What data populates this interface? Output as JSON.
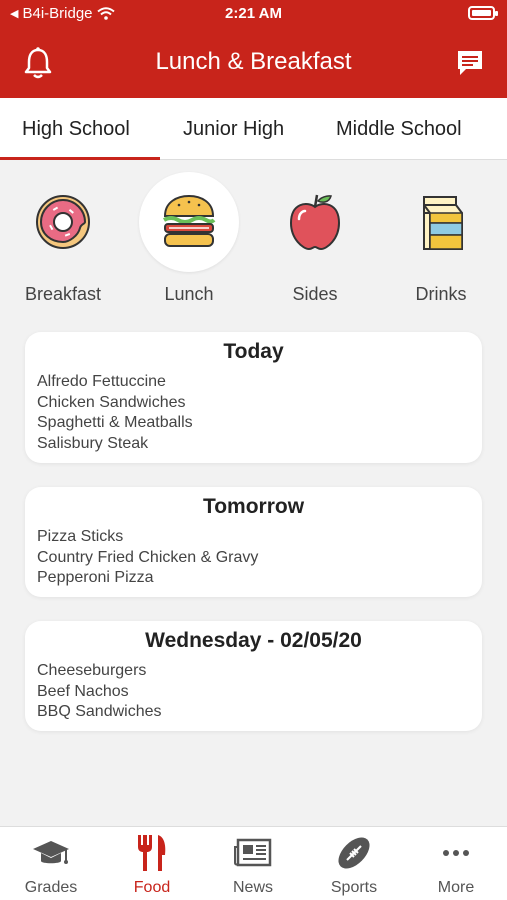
{
  "status": {
    "carrier": "B4i-Bridge",
    "time": "2:21 AM"
  },
  "header": {
    "title": "Lunch & Breakfast"
  },
  "tabs": [
    {
      "label": "High School"
    },
    {
      "label": "Junior High"
    },
    {
      "label": "Middle School"
    }
  ],
  "categories": [
    {
      "label": "Breakfast",
      "icon": "donut-icon"
    },
    {
      "label": "Lunch",
      "icon": "burger-icon"
    },
    {
      "label": "Sides",
      "icon": "apple-icon"
    },
    {
      "label": "Drinks",
      "icon": "milk-carton-icon"
    }
  ],
  "menus": [
    {
      "title": "Today",
      "items": [
        "Alfredo Fettuccine",
        "Chicken Sandwiches",
        "Spaghetti & Meatballs",
        "Salisbury Steak"
      ]
    },
    {
      "title": "Tomorrow",
      "items": [
        "Pizza Sticks",
        "Country Fried Chicken & Gravy",
        "Pepperoni Pizza"
      ]
    },
    {
      "title": "Wednesday - 02/05/20",
      "items": [
        "Cheeseburgers",
        "Beef Nachos",
        "BBQ Sandwiches"
      ]
    }
  ],
  "bottom_nav": [
    {
      "label": "Grades",
      "icon": "graduation-cap-icon"
    },
    {
      "label": "Food",
      "icon": "fork-knife-icon"
    },
    {
      "label": "News",
      "icon": "newspaper-icon"
    },
    {
      "label": "Sports",
      "icon": "football-icon"
    },
    {
      "label": "More",
      "icon": "more-dots-icon"
    }
  ],
  "colors": {
    "accent": "#c8241b",
    "background": "#f2f2f2",
    "card": "#ffffff"
  }
}
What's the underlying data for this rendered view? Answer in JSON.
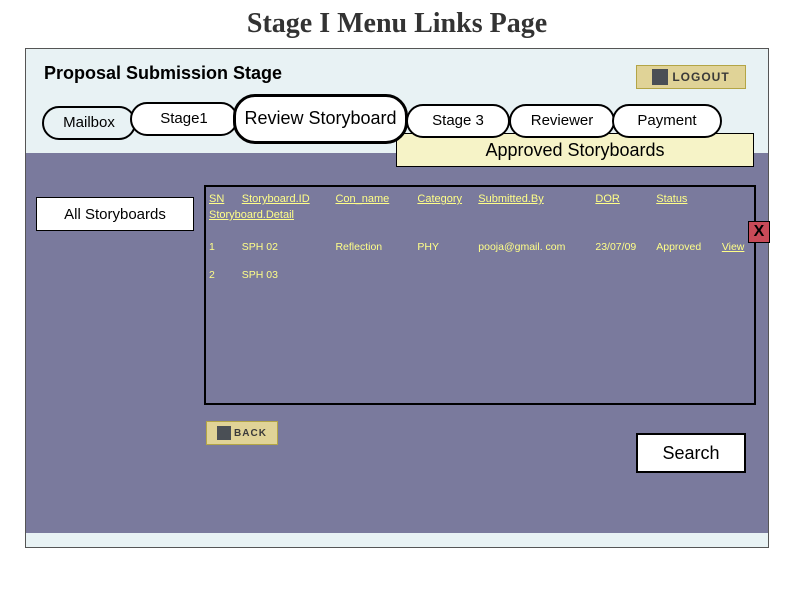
{
  "page_title": "Stage I Menu Links Page",
  "sub_title": "Proposal Submission Stage",
  "logout_label": "LOGOUT",
  "nav": {
    "mailbox": "Mailbox",
    "stage1": "Stage1",
    "review": "Review Storyboard",
    "stage3": "Stage 3",
    "reviewer": "Reviewer",
    "payment": "Payment"
  },
  "approved_banner": "Approved Storyboards",
  "side_button": "All Storyboards",
  "headers": {
    "sn": "SN",
    "sbid": "Storyboard.ID",
    "con": "Con_name",
    "cat": "Category",
    "subby": "Submitted.By",
    "dor": "DOR",
    "status": "Status",
    "sbdetail": "Storyboard.Detail"
  },
  "rows": [
    {
      "sn": "1",
      "sbid": "SPH 02",
      "con": "Reflection",
      "cat": "PHY",
      "subby": "pooja@gmail. com",
      "dor": "23/07/09",
      "status": "Approved",
      "view": "View"
    },
    {
      "sn": "2",
      "sbid": "SPH 03",
      "con": "",
      "cat": "",
      "subby": "",
      "dor": "",
      "status": "",
      "view": ""
    }
  ],
  "close_x": "X",
  "back_label": "BACK",
  "search_label": "Search"
}
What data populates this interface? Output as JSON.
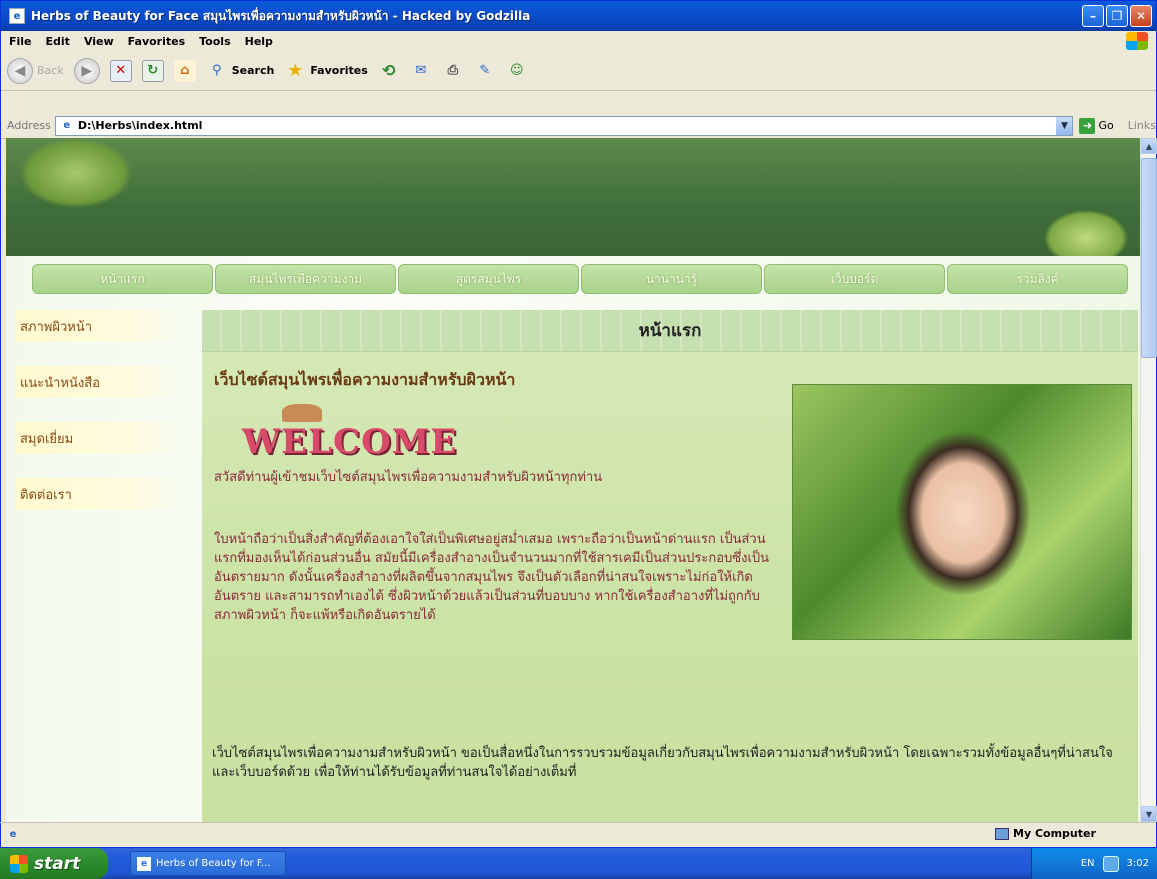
{
  "window": {
    "title": "Herbs of Beauty for Face สมุนไพรเพื่อความงามสำหรับผิวหน้า - Hacked by Godzilla"
  },
  "menubar": {
    "items": [
      "File",
      "Edit",
      "View",
      "Favorites",
      "Tools",
      "Help"
    ]
  },
  "toolbar": {
    "back_label": "Back",
    "search_label": "Search",
    "favorites_label": "Favorites"
  },
  "addressbar": {
    "label": "Address",
    "url": "D:\\Herbs\\index.html",
    "go_label": "Go",
    "links_label": "Links"
  },
  "page": {
    "nav": [
      "หน้าแรก",
      "สมุนไพรเพื่อความงาม",
      "สูตรสมุนไพร",
      "นานาน่ารู้",
      "เว็บบอร์ด",
      "รวมลิงค์"
    ],
    "sidebar": [
      "สภาพผิวหน้า",
      "แนะนำหนังสือ",
      "สมุดเยี่ยม",
      "ติดต่อเรา"
    ],
    "content_title": "หน้าแรก",
    "site_heading": "เว็บไซต์สมุนไพรเพื่อความงามสำหรับผิวหน้า",
    "welcome_graphic": "WELCOME",
    "para1": "สวัสดีท่านผู้เข้าชมเว็บไซต์สมุนไพรเพื่อความงามสำหรับผิวหน้าทุกท่าน",
    "para2": "ใบหน้าถือว่าเป็นสิ่งสำคัญที่ต้องเอาใจใส่เป็นพิเศษอยู่สม่ำเสมอ เพราะถือว่าเป็นหน้าด่านแรก เป็นส่วนแรกที่มองเห็นได้ก่อนส่วนอื่น สมัยนี้มีเครื่องสำอางเป็นจำนวนมากที่ใช้สารเคมีเป็นส่วนประกอบซึ่งเป็นอันตรายมาก ดังนั้นเครื่องสำอางที่ผลิตขึ้นจากสมุนไพร จึงเป็นตัวเลือกที่น่าสนใจเพราะไม่ก่อให้เกิดอันตราย และสามารถทำเองได้ ซึ่งผิวหน้าด้วยแล้วเป็นส่วนที่บอบบาง หากใช้เครื่องสำอางที่ไม่ถูกกับสภาพผิวหน้า ก็จะแพ้หรือเกิดอันตรายได้",
    "para3": "เว็บไซต์สมุนไพรเพื่อความงามสำหรับผิวหน้า ขอเป็นสื่อหนึ่งในการรวบรวมข้อมูลเกี่ยวกับสมุนไพรเพื่อความงามสำหรับผิวหน้า โดยเฉพาะรวมทั้งข้อมูลอื่นๆที่น่าสนใจและเว็บบอร์ดด้วย เพื่อให้ท่านได้รับข้อมูลที่ท่านสนใจได้อย่างเต็มที่"
  },
  "statusbar": {
    "zone": "My Computer"
  },
  "taskbar": {
    "start_label": "start",
    "task_label": "Herbs of Beauty for F...",
    "lang": "EN",
    "clock": "3:02"
  },
  "colors": {
    "sidebar_text": "#8b4a12",
    "body_text": "#8a2a3a",
    "content_bg": "#cde4a8"
  }
}
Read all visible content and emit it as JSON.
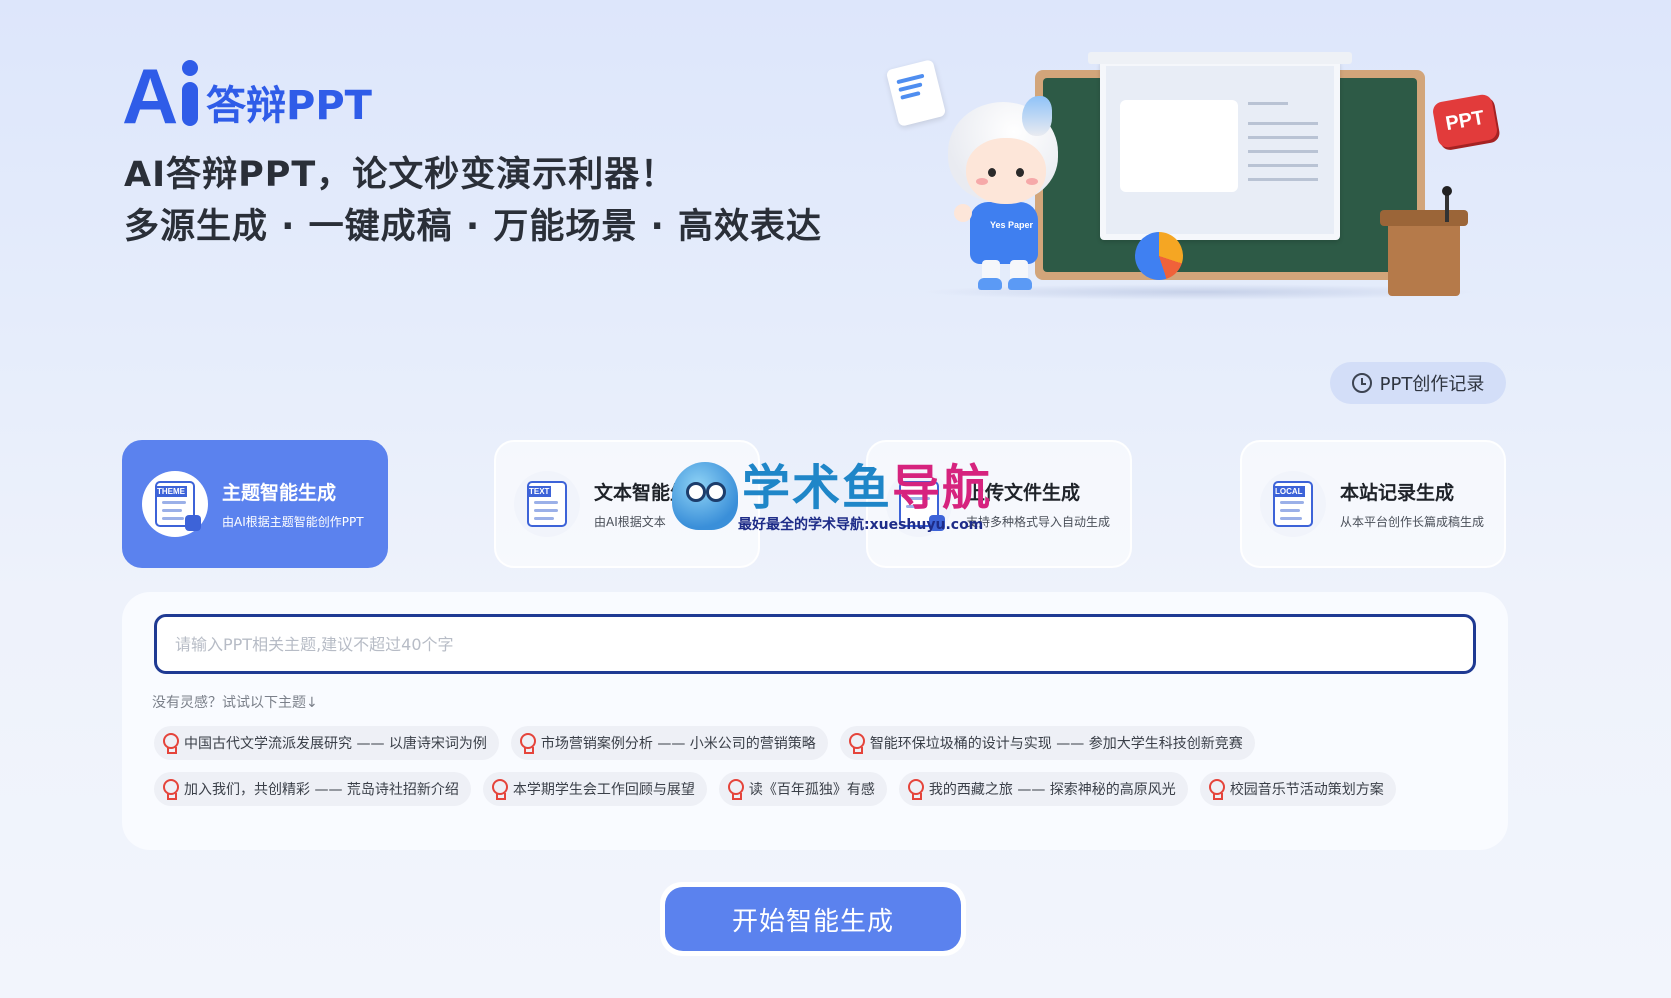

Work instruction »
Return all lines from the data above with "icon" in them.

Reply to the task »
      "icon": "donut-icon"
      "icon": "burger-icon"
      "icon": "apple-icon"
      "icon": "milk-carton-icon"
      "icon": "graduation-cap-icon"
      "icon": "fork-knife-icon"
      "icon": "newspaper-icon"
      "icon": "football-icon"
      "icon": "more-dots-icon"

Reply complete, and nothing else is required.